▶ **PROBLEM DESCRIPTION**
Provide the number of lines in the entries below containing "Settings", with no further words.

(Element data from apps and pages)
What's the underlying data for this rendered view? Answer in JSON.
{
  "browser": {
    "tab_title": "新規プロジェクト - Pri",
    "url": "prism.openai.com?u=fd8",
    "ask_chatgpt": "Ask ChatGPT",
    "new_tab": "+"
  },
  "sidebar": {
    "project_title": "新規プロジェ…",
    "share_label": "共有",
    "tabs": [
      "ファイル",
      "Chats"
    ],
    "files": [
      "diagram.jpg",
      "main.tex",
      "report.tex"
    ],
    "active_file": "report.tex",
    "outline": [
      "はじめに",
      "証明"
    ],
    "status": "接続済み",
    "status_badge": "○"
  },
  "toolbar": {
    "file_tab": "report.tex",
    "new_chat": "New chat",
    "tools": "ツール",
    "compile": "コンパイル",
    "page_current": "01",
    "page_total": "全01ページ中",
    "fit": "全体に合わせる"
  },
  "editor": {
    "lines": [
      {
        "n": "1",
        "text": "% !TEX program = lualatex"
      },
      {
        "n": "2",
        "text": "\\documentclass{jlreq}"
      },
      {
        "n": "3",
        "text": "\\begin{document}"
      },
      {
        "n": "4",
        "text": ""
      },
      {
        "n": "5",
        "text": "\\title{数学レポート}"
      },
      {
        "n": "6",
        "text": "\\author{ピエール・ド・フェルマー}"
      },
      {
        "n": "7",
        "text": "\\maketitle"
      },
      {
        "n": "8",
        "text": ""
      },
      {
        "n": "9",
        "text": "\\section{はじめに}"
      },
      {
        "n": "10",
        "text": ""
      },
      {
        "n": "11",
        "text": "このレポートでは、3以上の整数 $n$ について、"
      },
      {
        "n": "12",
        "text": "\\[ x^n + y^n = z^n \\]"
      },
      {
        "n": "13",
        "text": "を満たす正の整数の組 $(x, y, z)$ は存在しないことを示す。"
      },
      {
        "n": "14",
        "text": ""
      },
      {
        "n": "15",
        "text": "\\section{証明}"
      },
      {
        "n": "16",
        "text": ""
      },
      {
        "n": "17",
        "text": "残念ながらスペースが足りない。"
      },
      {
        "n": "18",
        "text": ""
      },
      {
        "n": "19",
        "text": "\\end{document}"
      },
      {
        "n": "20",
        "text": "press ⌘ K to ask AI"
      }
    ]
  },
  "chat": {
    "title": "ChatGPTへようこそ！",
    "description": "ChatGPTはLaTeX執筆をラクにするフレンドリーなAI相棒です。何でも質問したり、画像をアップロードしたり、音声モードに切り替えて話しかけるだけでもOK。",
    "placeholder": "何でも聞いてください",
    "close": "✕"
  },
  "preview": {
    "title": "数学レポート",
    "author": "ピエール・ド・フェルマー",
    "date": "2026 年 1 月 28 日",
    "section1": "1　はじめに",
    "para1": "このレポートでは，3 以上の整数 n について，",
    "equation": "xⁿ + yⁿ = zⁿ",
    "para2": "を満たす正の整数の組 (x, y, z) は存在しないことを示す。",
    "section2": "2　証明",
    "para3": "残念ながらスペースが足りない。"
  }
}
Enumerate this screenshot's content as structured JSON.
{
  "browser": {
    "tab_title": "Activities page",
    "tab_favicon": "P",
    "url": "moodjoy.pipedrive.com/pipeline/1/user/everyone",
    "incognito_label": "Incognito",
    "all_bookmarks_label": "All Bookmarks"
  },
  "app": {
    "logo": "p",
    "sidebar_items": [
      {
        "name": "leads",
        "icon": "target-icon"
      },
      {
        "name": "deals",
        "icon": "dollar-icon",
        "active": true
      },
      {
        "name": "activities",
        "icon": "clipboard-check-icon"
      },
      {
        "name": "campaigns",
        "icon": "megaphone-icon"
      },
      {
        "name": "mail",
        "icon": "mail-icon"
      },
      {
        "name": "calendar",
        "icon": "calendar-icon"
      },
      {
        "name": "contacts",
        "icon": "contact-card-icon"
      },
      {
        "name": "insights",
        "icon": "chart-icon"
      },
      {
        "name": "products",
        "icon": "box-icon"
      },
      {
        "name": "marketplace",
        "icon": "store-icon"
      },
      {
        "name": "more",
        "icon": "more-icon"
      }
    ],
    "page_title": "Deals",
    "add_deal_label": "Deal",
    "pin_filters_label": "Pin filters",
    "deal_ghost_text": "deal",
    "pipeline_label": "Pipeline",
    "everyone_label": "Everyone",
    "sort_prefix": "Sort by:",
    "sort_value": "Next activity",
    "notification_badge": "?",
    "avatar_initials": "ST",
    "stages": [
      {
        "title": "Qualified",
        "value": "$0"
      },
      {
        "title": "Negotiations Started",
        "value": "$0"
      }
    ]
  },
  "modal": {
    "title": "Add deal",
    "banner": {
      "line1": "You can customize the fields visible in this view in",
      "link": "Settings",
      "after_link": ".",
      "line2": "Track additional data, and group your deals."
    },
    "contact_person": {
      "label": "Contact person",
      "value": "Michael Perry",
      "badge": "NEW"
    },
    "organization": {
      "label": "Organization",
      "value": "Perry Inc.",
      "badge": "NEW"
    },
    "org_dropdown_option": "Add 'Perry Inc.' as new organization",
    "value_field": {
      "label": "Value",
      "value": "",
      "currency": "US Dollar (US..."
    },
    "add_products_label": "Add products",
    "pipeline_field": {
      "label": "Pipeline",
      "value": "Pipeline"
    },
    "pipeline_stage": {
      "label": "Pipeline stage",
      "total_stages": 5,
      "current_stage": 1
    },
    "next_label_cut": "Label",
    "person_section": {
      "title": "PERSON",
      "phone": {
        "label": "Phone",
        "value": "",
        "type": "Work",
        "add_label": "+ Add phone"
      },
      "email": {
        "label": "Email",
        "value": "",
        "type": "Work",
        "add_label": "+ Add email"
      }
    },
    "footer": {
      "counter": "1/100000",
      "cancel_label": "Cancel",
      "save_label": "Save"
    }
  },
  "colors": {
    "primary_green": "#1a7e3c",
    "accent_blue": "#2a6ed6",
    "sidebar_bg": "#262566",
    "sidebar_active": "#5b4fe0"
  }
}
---
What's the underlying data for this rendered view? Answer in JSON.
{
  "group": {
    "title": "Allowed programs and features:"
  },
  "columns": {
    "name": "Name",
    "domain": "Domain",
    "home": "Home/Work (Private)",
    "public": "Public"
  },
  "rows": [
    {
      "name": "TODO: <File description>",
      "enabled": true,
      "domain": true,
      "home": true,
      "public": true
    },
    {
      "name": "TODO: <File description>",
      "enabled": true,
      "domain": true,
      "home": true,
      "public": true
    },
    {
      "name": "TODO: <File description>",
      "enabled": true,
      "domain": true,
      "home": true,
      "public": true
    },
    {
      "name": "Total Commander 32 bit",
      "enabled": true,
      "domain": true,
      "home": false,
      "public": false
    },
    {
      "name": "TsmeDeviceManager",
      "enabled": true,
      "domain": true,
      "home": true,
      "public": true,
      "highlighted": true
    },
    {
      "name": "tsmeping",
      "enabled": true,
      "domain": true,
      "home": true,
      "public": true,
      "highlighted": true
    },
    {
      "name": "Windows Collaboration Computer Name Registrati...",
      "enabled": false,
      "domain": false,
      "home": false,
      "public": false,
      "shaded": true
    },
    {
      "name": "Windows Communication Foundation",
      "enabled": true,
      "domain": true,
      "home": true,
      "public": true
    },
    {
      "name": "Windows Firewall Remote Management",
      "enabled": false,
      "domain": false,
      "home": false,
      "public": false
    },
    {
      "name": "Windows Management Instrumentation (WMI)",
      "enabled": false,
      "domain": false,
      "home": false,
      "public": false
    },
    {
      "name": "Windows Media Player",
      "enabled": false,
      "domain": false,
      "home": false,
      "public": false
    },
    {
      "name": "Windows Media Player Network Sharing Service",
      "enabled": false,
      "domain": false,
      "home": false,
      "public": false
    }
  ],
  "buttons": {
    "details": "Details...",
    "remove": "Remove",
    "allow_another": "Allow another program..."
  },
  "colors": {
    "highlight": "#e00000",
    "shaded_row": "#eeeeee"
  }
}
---
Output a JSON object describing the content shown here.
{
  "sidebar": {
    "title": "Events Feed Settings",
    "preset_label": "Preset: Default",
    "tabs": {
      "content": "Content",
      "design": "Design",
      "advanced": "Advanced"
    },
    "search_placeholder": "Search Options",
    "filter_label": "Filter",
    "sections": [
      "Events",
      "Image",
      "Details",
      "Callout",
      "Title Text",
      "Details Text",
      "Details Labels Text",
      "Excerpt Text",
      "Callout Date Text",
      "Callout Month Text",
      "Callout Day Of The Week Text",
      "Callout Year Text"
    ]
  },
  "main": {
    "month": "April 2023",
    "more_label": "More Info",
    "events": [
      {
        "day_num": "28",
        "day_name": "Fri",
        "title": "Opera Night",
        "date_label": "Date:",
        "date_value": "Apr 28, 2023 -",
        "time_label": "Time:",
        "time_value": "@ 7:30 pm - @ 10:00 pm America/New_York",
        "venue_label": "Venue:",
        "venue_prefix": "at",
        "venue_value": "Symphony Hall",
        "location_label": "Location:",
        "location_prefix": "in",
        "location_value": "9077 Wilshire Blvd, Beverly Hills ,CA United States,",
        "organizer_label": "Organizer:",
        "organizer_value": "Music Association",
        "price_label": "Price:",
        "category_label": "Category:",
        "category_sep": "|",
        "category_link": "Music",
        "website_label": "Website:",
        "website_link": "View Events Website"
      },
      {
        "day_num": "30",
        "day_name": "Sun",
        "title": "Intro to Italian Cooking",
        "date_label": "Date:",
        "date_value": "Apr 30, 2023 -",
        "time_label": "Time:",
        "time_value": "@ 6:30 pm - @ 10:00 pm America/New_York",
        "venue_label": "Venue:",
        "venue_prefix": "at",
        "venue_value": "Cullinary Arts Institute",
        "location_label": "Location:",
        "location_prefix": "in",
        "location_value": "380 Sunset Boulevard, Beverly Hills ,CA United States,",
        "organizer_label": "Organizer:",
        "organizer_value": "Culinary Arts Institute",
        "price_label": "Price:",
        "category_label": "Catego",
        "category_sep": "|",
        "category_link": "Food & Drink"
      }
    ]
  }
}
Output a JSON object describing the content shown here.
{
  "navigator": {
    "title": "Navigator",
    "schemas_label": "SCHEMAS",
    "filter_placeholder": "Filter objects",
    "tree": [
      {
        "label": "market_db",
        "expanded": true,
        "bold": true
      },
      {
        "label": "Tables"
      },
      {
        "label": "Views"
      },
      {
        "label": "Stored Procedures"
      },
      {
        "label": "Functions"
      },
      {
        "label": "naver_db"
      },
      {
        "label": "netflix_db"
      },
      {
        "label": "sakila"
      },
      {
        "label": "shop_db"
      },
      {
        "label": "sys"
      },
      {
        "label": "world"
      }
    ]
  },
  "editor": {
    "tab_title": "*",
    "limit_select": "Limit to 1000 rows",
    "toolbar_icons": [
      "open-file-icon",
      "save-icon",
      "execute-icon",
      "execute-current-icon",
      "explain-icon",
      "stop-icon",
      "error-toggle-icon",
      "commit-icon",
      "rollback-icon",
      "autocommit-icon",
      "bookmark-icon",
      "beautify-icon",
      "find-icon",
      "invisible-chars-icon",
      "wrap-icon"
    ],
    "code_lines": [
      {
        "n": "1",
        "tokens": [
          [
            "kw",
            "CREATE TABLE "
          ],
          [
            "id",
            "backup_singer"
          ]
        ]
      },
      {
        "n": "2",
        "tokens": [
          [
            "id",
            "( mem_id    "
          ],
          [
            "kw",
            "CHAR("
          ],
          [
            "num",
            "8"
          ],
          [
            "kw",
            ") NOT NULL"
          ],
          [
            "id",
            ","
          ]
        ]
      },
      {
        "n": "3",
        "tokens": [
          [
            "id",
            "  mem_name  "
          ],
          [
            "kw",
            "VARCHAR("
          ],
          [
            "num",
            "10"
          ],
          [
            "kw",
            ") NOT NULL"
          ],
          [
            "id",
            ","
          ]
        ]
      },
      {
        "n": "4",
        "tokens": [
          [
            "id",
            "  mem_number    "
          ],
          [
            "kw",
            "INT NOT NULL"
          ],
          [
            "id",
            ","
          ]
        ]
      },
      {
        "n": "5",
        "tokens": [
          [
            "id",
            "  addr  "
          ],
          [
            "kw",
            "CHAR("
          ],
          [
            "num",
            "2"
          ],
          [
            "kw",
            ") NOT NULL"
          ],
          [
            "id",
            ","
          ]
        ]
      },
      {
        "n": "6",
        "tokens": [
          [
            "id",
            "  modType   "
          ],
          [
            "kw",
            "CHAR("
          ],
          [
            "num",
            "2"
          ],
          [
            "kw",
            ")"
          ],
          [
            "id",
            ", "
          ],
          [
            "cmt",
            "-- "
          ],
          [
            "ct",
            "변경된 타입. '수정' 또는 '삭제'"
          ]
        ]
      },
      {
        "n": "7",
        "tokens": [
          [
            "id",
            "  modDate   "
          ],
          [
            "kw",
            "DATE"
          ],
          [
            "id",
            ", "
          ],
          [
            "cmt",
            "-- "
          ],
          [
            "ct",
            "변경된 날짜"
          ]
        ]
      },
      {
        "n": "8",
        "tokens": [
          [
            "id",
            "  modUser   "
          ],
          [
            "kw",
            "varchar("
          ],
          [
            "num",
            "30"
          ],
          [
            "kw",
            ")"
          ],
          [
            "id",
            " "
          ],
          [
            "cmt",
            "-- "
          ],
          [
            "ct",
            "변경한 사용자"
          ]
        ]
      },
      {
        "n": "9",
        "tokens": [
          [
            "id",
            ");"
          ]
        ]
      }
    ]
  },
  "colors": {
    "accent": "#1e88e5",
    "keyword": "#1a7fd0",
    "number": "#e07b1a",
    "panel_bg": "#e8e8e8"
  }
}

▶ **SOLUTION**
2